Look over the material for the string "scheme". Copy every line where it turns up.

******************************

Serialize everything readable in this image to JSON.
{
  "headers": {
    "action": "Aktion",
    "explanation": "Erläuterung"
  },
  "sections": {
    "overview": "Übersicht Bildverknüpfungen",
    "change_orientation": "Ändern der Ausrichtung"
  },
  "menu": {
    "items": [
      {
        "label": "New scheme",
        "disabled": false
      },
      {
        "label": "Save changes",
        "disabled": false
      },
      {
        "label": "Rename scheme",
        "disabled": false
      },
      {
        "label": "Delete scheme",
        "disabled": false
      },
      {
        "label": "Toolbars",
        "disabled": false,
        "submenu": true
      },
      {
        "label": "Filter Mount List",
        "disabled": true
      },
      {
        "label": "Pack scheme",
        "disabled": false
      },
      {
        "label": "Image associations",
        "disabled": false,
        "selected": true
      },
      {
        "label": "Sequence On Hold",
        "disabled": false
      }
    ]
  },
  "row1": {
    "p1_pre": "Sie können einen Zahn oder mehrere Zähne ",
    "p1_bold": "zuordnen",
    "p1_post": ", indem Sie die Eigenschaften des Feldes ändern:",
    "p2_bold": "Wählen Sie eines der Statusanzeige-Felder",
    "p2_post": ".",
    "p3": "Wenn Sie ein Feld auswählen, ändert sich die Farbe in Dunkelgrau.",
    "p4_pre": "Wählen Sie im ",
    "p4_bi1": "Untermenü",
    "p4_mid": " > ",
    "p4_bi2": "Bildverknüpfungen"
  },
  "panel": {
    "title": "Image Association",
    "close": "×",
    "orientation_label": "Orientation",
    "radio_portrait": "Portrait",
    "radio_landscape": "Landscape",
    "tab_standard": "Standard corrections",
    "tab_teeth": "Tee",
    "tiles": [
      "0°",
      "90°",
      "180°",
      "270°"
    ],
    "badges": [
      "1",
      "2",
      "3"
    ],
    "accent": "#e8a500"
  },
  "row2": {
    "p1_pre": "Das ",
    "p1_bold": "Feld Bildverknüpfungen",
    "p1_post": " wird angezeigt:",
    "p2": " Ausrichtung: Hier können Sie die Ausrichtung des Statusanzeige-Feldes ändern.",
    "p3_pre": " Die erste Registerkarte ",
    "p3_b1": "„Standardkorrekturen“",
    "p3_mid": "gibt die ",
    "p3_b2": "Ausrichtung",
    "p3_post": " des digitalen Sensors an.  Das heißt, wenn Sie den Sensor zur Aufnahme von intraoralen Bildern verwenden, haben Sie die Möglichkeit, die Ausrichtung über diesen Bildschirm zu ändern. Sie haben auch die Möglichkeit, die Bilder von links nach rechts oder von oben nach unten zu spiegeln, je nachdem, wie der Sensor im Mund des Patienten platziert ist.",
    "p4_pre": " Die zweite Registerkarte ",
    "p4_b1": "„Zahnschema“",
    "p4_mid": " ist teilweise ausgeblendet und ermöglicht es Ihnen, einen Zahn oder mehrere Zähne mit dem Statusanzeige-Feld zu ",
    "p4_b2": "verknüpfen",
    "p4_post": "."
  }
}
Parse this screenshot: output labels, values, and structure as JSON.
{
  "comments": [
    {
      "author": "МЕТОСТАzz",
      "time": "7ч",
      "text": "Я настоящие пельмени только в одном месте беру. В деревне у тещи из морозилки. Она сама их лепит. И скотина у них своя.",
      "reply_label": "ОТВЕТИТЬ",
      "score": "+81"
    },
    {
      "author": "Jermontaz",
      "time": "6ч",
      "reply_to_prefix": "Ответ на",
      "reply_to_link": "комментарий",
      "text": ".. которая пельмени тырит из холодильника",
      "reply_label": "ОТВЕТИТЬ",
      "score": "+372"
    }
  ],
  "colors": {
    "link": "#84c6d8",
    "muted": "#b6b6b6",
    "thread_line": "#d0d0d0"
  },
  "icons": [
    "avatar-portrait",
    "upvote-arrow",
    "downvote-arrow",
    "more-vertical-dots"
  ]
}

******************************

Result of this exercise
        "label": "New scheme",
        "label": "Rename scheme",
        "label": "Delete scheme",
        "label": "Pack scheme",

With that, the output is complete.